The colposcopy itself usually isn’t uncomfortable. It’s really a long pelvic exam and a way for your HCP to look at your cervix. A biopsy, sometimes done at the time of a colposcopy, may be a bit uncomfortable, but this part takes less than one minute. When the tiny tissue sample is removed, some young women feel nothing, while others describe a “pinching” feeling or “mild cramps”. Your HCP may suggest taking an over the counter pain reliever such as ibuprofen or naproxen sodium before the procedure to help decrease any discomfort you may have. This is especially helpful if you tend to have menstrual cramps or if you have discomfort when you have a Pap test done. Ask about taking the medicine that you usually take for menstrual cramps. The entire colposcopy procedure takes about 15-20 minutes.
What happens after the colposcopy is over?
After the colposcopy, your HCP will explain what he or she saw through the high powered lens and if a sample of tissue was taken. It usually takes about 2-3 weeks for the results of the biopsy to be ready. Make sure to make a follow-up appointment. Be sure your HCP has your correct phone number so he or she can contact you.

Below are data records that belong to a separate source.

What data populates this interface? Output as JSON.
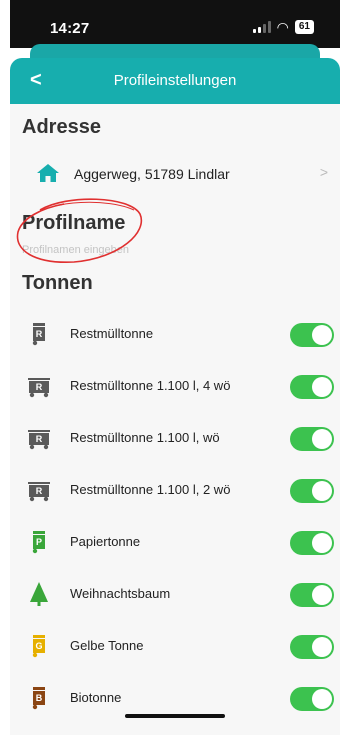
{
  "status_bar": {
    "time": "14:27",
    "battery": "61"
  },
  "header": {
    "back_label": "<",
    "title": "Profileinstellungen"
  },
  "address": {
    "section_title": "Adresse",
    "value": "Aggerweg, 51789 Lindlar",
    "chevron": ">"
  },
  "profile": {
    "section_title": "Profilname",
    "placeholder": "Profilnamen eingeben"
  },
  "bins": {
    "section_title": "Tonnen",
    "items": [
      {
        "label": "Restmülltonne",
        "icon": "gray-bin-icon",
        "letter": "R",
        "color": "#5a5a5a",
        "enabled": true
      },
      {
        "label": "Restmülltonne 1.100 l, 4 wö",
        "icon": "gray-container-icon",
        "letter": "R",
        "color": "#5a5a5a",
        "enabled": true
      },
      {
        "label": "Restmülltonne 1.100 l, wö",
        "icon": "gray-container-icon",
        "letter": "R",
        "color": "#5a5a5a",
        "enabled": true
      },
      {
        "label": "Restmülltonne 1.100 l, 2 wö",
        "icon": "gray-container-icon",
        "letter": "R",
        "color": "#5a5a5a",
        "enabled": true
      },
      {
        "label": "Papiertonne",
        "icon": "green-bin-icon",
        "letter": "P",
        "color": "#3aa63a",
        "enabled": true
      },
      {
        "label": "Weihnachtsbaum",
        "icon": "christmas-tree-icon",
        "letter": "",
        "color": "#3aa63a",
        "enabled": true
      },
      {
        "label": "Gelbe Tonne",
        "icon": "yellow-bin-icon",
        "letter": "G",
        "color": "#e6b000",
        "enabled": true
      },
      {
        "label": "Biotonne",
        "icon": "brown-bin-icon",
        "letter": "B",
        "color": "#8b4513",
        "enabled": true
      }
    ]
  },
  "colors": {
    "teal": "#17aeae",
    "toggle_on": "#3cc24f",
    "annotation": "#e03030"
  }
}
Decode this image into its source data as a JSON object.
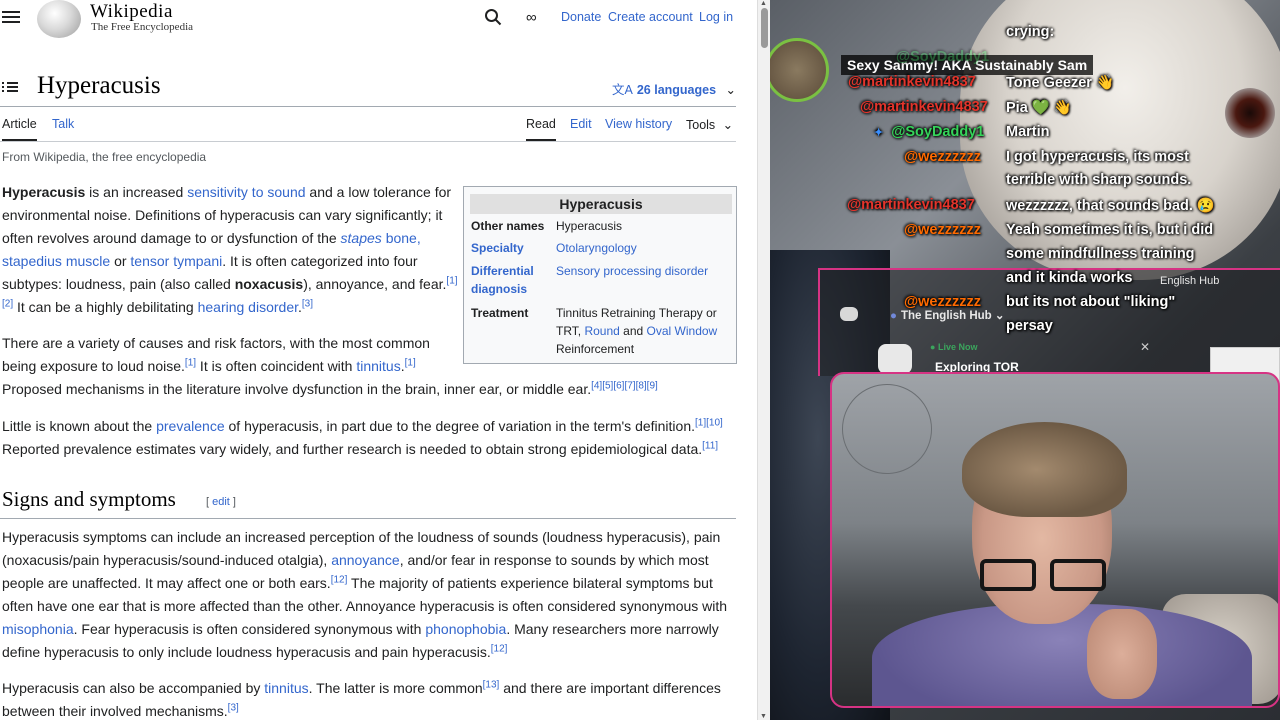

- It’s common to have slight bleeding or spotting that lasts a few days after the biopsy.
- Use pads (not tampons) for any bleeding you might have.
- You may see brownish material or clumps along with blood on your underwear or pad. This is not tissue. This is from a certain kind of solution your HCP used, called “Monsel’s”. The brownish clumps will last about 1 to 5 days.
- It’s even possible to have a “blackish discharge” if the health care provider used a solution called “silver nitrate” to control the bleeding. Again, this will not last long.
- Do not have sexual intercourse, douche, use tampons, or place anything in your vagina for at least 2 weeks.
What should I be concerned about after a colposcopy?
There are certain things your HCP should be contacted about.
Call immediately if you have:
- Any heavy bleeding (heavier than your normal menstrual period)
- Any bright red bleeding and you are not on your period
- A vaginal discharge that has an odor (other than blood)
- Severe abdominal/pelvic (belly) pain